The State of Mexico is presently suffering from some acute flooding, which authorities say will create serious problems for 10 days or so. Like the Juárez residents fingering Calderón for the massacre of 16 teenagers last weekend, some neighborhoods are demanding the presence and support of Enrique Peña Nieto as they recover. (At the risk of making this too much about politics...) Given that in the last big-time emergency in his region he was conspicuously absent, it'll be interesting to see what people make of Peña Nieto's performance here.

Update: Actually, it's not just the State of Mexico, but much of Central and Southern Mexico. Already 13 have been killed in Michoacán, and 2,000 evacuated from a small town in Guanajuato. I'd not realized it was so serious. We wish everyone a safe recovery.


Perhaps because of Tiger Woods and John Edwards, there seems to be less attention on another big sex scandal of the day than is warranted. I'm talking, of course, about English national team captain John Terry's relationship with the wife of a former teammate, and the possibility that said relationship destroys the team's chemistry ahead of the World Cup. Terry's now the former captain, but one wonders what will be the lingering impact of the scandal on the English squad, which had been playing really well for a while now under Fabio Capello. I guess all things being equal, this is a better way to go down than a crushing loss in PKs. And it's good news for the US side.

The Economy First?

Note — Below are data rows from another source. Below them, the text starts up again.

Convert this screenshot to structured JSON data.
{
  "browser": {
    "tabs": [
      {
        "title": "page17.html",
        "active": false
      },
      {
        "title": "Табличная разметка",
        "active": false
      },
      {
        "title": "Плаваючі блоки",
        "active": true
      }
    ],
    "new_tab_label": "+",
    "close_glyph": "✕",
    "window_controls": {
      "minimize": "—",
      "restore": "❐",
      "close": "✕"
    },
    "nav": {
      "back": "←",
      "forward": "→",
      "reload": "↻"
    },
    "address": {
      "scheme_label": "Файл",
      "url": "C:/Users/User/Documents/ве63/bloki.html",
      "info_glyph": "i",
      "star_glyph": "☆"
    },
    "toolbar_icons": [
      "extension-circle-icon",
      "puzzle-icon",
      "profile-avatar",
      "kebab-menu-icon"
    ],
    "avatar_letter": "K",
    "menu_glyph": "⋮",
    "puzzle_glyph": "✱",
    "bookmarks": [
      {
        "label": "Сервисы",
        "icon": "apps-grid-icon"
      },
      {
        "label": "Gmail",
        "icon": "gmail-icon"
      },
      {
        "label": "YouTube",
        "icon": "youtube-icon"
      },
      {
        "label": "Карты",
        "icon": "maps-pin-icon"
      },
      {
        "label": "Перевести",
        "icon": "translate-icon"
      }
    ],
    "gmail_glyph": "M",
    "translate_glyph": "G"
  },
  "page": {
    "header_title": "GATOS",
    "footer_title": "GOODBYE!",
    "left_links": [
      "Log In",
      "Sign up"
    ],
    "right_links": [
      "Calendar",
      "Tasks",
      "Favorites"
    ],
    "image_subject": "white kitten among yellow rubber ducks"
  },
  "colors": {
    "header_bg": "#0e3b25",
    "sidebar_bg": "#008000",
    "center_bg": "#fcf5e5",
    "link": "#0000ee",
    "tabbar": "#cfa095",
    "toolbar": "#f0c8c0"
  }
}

Macario Schettino pushes back on the idea that the political reform should wait until social and economic legislation is dealt with:
After more than 200 years of studying the causes of economic growth, researches have come to understand that growth occurs when a country manages to build a framework of rules that incentivizes investment in infrastructure and human capital. Which is to say, growth doesn't come from investment for investment's sake, nor from education alone, but is the result of the combination of both, something that happens only when the rules that society has laid out foments it.


Today they tell us we must resolve our economic and social problems, and that politics can wait. The people telling us are the priístas that came to power precisely when López Portillo was destroying the last of the national economy, and today they control the Chamber of Deputies. The people telling us are those who want to delay relevant economic changes, which is to say a serious fiscal reform, so that they can support exactly the policies that destroyed our economy: the development bank, industrial policy, and social policy as a co-opter of votes.

The cynicism of these people seems to be limitless. The tolerance of our economy, but above all our society, is not. Opening our political system lets out some rope, returning to the economy of the past takes it in. And there is no such thing as a rope that doesn't break.
This argument that economic reform must take precedent over political reform, which Luis Carlos Ugalde also referred to earlier this week, is deeply flawed. Marco-economics and politics are to a large degree inseparable. If you have deep problems in one, chances are you have (or will have in short order) deep problems in the other. In such a situation, as Mexico is today, it's hard to address one without considering the other, and it makes no sense to wait for one to improve without simultaneously considering the other.

More on the Barriers to the IFAI

As El Universal reported and Gancho discussed last week, the Calderón administration is looking to secure an endorsement of a Campeche law that will reduce public access to information before the Supreme Court, at which point it will presumably try to apply a similar version of the law nationwide. Not surprisingly, the IFAI is not in favor of such a scenario unfolding. Here's is a portion of the institute's reaction:
It not only removes the speed of the procedure, but also the simplicity, and any individual that doesn't have the technical knowledge of judicial concepts will necessarily require a judicial advisor to unclog the legal process and therefore try to obtain a ruling favorable to their interests.
They also said that access to information will become the province of the elites only.